Your guide to dress shirts - The Inside Pocket

There’s more to black tie than the tux.



When it comes to black tie, not any old white shirt will do. You need a dress shirt. Why? Because a dress shirt is formal, and it’s part of the black-tie dress code. And though we encourage you to see beyond stuffy old menswear rules, we also believe you’ve got to know the rules to break the rules.

So here’s the lowdown on dress shirts.


There was a time when our most formal shirts were just seen as underwear. Their job was to keep waistcoats clean. It wasn’t until the nineteenth century that stiff high collars and immaculate white cloths became a status symbol.

We have British fops like Beau Brummel to thank for the stiff-collar shirt’s rise in the ranks. Only rich people could follow their lead – you needed to have stacks of cash to keep washing your white shirt, after all.

There’s still a whiff of high-society about them today. Pristine white dress shirts are reserved for formal events – for the nights when we want to go all out with a luxurious outfit and impress.

But what is the difference between a dress shirt and an Oxford? There are three things to know, and it comes down to the collar, the cuffs and the placket.


You have two collar options for dress shirts nowadays. There’s the wing (very classic 1880s) and turned-down (see the Duke of Windsor circa 1920s).

Also sometimes called wingtip, the wing collar is the most formal dress shirt. This collar stands up stiffly with small points pressed to stick out – and if you’re sticking to the rules, tuck these pointed wings behind your bow tie.

Turned-down collars are much like the ones on your smart business shirt. You’ll need one of these if you want to wear a normal tie, or no tie at all. And if you were wondering whether it was OK to wear your dress shirt untucked, we’d advise you don’t, seeing as they’re designed for formal events.

There was a time when the collar was separate from the shirt. It’s because washing machines weren’t invented at the time, and an ingenious New Yorker found a way to detach the collar to wash it more often. You don’t need to worry about that anymore, but you do need to give the collar a good iron to help it keep its shape.

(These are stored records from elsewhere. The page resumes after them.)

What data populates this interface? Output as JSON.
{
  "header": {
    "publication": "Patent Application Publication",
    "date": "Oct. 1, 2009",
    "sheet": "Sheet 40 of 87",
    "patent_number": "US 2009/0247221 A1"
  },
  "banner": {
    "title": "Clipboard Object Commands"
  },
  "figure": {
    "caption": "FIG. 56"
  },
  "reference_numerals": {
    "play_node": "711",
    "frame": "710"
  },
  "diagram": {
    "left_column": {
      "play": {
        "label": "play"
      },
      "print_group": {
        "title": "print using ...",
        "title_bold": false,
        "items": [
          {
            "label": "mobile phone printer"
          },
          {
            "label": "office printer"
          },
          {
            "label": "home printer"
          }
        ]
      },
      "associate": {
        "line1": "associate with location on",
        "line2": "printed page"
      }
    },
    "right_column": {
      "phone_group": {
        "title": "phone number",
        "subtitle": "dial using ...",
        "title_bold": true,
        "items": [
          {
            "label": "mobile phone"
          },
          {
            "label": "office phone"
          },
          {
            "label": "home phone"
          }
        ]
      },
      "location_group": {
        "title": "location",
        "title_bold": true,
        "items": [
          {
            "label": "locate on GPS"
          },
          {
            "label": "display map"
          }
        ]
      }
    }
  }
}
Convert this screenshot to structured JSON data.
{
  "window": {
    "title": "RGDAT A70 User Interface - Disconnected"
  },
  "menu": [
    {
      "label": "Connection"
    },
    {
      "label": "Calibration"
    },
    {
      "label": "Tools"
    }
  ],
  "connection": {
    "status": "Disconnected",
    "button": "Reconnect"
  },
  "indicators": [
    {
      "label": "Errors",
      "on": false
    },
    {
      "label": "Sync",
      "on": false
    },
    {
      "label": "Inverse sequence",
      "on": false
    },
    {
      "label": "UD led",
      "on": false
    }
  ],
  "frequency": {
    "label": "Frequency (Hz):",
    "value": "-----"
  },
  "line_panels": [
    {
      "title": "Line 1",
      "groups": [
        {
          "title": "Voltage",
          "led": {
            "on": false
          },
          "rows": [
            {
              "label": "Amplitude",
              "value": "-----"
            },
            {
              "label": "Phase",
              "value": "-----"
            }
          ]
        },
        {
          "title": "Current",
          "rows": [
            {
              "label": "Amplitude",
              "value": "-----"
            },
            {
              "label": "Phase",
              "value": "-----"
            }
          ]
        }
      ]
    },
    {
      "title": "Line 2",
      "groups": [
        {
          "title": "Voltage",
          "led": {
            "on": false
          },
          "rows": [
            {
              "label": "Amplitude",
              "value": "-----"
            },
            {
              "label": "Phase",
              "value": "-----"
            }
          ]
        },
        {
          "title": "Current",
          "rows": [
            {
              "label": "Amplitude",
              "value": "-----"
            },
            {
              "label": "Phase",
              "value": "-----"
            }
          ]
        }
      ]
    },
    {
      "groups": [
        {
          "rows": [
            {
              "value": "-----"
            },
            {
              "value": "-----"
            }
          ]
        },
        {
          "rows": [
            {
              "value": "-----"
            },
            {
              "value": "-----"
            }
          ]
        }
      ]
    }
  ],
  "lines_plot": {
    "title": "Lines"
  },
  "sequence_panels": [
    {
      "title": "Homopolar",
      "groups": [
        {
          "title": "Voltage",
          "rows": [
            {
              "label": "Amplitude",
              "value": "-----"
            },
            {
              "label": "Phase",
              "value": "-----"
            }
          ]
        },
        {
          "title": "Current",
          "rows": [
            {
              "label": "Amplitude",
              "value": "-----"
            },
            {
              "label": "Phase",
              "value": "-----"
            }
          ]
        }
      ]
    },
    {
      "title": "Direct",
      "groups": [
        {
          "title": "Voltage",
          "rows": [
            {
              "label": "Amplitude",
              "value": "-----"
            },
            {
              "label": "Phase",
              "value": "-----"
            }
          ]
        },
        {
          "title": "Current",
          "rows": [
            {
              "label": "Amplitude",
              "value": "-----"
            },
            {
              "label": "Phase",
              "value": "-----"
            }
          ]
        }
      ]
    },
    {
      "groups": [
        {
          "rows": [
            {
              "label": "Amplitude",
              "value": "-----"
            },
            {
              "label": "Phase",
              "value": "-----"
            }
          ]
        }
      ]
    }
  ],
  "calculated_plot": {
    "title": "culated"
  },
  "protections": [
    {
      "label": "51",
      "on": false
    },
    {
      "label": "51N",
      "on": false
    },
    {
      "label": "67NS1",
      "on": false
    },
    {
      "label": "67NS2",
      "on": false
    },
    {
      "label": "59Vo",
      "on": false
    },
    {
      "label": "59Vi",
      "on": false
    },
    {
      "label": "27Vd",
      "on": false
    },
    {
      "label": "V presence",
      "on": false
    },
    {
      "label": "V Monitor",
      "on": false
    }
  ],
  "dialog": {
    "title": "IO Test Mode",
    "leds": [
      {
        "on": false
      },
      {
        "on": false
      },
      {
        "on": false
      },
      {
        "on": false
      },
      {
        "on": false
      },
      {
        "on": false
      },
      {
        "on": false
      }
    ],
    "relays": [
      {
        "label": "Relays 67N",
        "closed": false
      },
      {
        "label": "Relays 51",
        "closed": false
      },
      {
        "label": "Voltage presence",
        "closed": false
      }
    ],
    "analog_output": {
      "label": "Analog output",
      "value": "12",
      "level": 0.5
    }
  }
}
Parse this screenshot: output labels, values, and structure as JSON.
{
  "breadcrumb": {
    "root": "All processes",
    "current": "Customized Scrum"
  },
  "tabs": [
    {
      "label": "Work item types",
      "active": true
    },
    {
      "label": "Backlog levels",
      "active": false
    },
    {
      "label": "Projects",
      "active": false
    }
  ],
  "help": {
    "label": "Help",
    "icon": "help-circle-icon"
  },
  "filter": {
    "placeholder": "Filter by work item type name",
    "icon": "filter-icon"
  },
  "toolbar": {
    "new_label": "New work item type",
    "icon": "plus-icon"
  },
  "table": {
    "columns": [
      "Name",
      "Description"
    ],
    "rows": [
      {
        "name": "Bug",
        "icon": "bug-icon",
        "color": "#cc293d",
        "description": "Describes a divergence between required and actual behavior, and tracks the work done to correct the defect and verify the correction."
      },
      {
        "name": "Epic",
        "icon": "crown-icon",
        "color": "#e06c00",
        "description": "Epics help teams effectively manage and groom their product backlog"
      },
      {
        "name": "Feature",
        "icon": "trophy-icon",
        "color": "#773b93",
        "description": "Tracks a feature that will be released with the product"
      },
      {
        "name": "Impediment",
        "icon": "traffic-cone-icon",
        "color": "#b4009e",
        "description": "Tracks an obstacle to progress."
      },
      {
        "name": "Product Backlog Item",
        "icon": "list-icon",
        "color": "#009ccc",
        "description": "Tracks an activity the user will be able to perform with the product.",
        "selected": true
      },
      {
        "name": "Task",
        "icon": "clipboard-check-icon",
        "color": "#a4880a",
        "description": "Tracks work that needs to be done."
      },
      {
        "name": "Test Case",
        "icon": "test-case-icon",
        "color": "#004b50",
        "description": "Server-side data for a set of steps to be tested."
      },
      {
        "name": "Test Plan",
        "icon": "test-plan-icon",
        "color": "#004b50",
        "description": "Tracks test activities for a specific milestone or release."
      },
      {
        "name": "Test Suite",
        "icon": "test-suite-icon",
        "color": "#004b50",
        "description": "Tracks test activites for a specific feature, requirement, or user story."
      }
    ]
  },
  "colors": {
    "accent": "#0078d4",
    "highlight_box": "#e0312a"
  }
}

One final note: you can work out your dress shirt size from the collar. The sizing is in inches, so you’ll need to dig out your tape measure to work out which size is right for your neck.


Dress shirts always have double cuffs (sometimes called French cuffs). You’ll need cufflinks but make sure you keep them simple. Black tie is supposed to be upmarket, but not ostentatious. Small studs in black or mother of pearl are ideal.


Your placket is the strip of fabric down the centre of your shirt that your buttons are sewn onto. On dress shirts, your placket will either conceal your buttons or host stud buttons.

For concealed buttons, there’s an extra layer of material to hide them. It creates a clean finish. Stud buttons are mini disks, usually in black, that look really neat and tidy. Plus, they create a subtle match with your black bow tie, trousers, accessories – the list goes on.


There was a time in the 70s when dress shirts had elaborate ruffles down the front – and they give a retro feel now if that’s what you’re after – but for the most part, today’s more about streamlined looks.

Some dress shirts have pleats down the front (again, very Duke of Windsor). It’s just a styling thing and very much optional for more formal occasions.